the eternal reliable song that did not ease
their trapped, those hinted at, adult griefs.

Or is this premature oldman-speak;
disturbed ruminations
in the soft shroud of sadness, but no thorns
perceived after lunch and wine?
One cat-napping with his aches to wake him,
his world reduced to the comforting moon
of a lamp on a bedside table,
waking to trace the lines of his stray thoughts?
One who – as, before dark comes,
when birds and animals peck and scratch for food –
picks his way late for spiritual sustenance,
in hope that there will be built in the mind
a still pillar, carved out of the flux?

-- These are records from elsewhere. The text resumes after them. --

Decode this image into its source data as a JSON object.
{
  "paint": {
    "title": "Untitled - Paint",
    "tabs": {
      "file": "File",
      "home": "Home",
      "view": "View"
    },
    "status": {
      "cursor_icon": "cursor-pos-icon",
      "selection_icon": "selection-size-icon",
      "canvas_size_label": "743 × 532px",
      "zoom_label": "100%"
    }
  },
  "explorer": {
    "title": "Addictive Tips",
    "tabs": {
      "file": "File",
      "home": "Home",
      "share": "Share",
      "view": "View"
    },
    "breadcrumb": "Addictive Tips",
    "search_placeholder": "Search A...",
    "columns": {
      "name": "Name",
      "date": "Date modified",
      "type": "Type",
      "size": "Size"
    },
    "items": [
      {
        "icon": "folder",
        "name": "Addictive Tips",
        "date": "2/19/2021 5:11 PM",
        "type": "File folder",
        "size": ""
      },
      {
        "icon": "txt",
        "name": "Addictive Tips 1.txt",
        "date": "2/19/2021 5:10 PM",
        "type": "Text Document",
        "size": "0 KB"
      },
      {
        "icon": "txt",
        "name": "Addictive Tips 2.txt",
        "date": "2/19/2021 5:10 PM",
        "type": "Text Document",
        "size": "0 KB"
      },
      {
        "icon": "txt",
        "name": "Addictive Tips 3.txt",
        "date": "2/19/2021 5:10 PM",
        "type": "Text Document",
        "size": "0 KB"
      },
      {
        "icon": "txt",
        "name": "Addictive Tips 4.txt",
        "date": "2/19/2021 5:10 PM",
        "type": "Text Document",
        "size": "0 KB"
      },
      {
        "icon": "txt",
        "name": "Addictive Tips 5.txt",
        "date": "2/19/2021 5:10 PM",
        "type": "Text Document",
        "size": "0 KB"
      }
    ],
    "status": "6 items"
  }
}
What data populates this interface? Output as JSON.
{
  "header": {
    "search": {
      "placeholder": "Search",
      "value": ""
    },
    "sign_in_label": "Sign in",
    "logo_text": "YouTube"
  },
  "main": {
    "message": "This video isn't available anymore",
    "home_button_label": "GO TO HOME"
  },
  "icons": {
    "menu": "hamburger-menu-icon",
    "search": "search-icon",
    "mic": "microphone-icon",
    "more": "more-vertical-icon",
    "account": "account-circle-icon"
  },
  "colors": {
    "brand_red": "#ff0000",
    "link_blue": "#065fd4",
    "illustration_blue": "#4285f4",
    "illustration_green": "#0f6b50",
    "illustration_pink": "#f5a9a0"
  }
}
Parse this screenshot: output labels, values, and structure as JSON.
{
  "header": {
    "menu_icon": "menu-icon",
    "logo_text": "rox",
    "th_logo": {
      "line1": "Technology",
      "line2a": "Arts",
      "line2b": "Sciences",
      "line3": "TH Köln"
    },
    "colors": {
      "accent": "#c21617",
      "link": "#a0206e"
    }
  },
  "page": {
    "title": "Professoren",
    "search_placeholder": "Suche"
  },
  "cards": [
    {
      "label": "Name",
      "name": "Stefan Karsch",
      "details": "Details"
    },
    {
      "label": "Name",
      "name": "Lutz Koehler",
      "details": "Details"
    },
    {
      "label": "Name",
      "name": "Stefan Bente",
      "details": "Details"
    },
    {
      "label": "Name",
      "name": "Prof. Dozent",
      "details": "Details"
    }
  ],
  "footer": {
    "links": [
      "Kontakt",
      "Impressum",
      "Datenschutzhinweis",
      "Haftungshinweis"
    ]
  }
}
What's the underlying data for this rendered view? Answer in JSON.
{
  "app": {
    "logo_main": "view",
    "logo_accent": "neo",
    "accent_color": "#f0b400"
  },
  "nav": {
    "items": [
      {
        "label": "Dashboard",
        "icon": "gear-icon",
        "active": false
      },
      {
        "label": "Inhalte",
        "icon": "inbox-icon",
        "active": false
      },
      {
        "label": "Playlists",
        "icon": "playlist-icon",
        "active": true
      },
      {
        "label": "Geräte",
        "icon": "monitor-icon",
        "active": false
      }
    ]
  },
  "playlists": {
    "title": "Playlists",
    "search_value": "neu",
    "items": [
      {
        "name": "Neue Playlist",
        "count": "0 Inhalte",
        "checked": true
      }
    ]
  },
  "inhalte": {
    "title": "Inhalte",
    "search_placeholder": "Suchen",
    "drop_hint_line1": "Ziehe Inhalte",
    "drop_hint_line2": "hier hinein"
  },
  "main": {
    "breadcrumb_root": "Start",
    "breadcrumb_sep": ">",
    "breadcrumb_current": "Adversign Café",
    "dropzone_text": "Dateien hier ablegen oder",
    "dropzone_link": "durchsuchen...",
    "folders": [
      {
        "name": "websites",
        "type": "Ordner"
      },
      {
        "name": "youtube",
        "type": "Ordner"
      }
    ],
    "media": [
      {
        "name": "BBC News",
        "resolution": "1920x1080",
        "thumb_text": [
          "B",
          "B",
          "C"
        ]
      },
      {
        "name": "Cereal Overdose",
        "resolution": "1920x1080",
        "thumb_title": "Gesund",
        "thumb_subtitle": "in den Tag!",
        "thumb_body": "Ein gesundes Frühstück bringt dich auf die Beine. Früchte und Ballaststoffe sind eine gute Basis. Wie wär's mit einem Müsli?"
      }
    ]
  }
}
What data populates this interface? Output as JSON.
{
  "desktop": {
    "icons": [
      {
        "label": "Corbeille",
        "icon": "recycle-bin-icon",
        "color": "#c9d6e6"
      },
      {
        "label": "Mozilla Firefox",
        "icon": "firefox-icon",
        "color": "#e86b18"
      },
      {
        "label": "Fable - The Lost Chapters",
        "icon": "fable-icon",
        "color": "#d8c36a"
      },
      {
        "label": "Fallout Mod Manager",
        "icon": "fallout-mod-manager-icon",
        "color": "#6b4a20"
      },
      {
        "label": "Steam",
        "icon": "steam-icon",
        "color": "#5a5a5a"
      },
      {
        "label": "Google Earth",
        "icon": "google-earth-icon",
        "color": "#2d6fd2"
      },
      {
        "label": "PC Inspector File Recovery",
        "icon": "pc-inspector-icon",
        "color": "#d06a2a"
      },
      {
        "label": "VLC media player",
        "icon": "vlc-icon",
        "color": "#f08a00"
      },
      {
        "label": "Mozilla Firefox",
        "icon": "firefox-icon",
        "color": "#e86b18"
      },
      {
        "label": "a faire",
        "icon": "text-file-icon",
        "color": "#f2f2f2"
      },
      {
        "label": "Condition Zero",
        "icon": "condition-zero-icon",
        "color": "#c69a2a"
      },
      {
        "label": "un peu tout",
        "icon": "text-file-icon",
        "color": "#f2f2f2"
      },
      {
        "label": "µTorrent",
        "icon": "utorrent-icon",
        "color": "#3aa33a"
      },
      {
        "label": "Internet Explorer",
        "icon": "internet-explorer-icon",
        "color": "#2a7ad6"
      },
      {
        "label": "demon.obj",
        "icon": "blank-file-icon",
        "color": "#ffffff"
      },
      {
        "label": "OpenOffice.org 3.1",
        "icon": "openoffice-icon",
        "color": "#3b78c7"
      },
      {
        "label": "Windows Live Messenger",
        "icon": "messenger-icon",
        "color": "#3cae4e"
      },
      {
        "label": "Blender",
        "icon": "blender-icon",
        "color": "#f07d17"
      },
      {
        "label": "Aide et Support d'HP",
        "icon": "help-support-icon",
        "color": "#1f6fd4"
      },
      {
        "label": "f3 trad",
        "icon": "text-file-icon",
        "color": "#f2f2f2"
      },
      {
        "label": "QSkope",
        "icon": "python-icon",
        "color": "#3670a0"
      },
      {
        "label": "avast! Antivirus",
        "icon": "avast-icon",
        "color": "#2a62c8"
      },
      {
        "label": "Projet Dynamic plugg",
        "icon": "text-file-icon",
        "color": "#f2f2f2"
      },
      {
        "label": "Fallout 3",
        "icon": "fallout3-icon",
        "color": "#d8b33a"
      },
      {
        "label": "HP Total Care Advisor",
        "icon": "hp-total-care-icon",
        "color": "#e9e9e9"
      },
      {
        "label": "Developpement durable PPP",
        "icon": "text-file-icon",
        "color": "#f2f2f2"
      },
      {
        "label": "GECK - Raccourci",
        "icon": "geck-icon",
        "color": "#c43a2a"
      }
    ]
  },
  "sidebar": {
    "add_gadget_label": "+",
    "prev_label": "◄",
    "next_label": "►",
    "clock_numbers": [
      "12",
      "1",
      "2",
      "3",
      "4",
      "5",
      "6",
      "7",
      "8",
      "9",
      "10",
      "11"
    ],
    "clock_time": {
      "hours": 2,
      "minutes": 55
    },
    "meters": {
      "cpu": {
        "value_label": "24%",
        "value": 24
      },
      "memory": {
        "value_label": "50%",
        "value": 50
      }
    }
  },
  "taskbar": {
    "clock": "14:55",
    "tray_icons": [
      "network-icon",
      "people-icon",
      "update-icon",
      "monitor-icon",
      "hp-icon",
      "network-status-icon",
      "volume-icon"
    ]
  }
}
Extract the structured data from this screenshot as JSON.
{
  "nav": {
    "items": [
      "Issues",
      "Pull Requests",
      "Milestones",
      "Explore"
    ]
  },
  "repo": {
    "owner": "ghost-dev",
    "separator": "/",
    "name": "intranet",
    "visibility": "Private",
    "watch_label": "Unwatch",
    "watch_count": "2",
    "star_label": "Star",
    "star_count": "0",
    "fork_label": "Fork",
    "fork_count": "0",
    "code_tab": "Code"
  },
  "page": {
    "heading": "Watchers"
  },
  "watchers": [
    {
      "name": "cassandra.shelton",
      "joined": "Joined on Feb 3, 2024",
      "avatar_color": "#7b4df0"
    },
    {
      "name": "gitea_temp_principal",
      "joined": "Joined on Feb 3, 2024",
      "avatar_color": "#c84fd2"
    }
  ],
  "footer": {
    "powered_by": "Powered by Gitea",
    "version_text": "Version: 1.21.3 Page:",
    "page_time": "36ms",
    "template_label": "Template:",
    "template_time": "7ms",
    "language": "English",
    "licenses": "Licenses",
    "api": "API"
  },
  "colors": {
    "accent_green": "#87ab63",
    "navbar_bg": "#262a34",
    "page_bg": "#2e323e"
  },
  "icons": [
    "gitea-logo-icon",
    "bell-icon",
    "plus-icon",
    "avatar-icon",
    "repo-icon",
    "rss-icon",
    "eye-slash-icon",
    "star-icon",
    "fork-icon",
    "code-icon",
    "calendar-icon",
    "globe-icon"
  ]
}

*
Thumbs up again down the A6
leaving blisters of fires by lakes and woods,
heat-cracked rings of stones, charred logs
(and holes in a bowling-green once
after we had pitched tent in the dark
of Borrowdale when tumbling off Scafell).
Came back with wet, wool socks,
boots holding water, stained maps,
broken thermos, unwashed pans
for mothers honoured to wash them
and parted for our different homes.

I’ve read that, to experience hell,
children have had their fingers held in flame
for a second and told to imagine eternity.
Maybe everlasting joy is the same?
Is love’s abyss of eternal time
in moments hung on such meetings.
It would be always thus, we thought,
or, because we were so wise, would just get better
and better, until the end of time...........

1 comment:

pam g. said...

I love this evocative poem and look forward to reading the whole book. Marvellous to read what seems to be this easy flow of description, especially of the Lakes, where I have immersed myself (on too short visits in recent years) in the beauty and my own wondering about the lives of William and Dorothy and their walks on the Fells -- imagined meeting them and how the conversation might go. I know that writing poetry is not as easy as you seem to make it. I'm grateful for your example.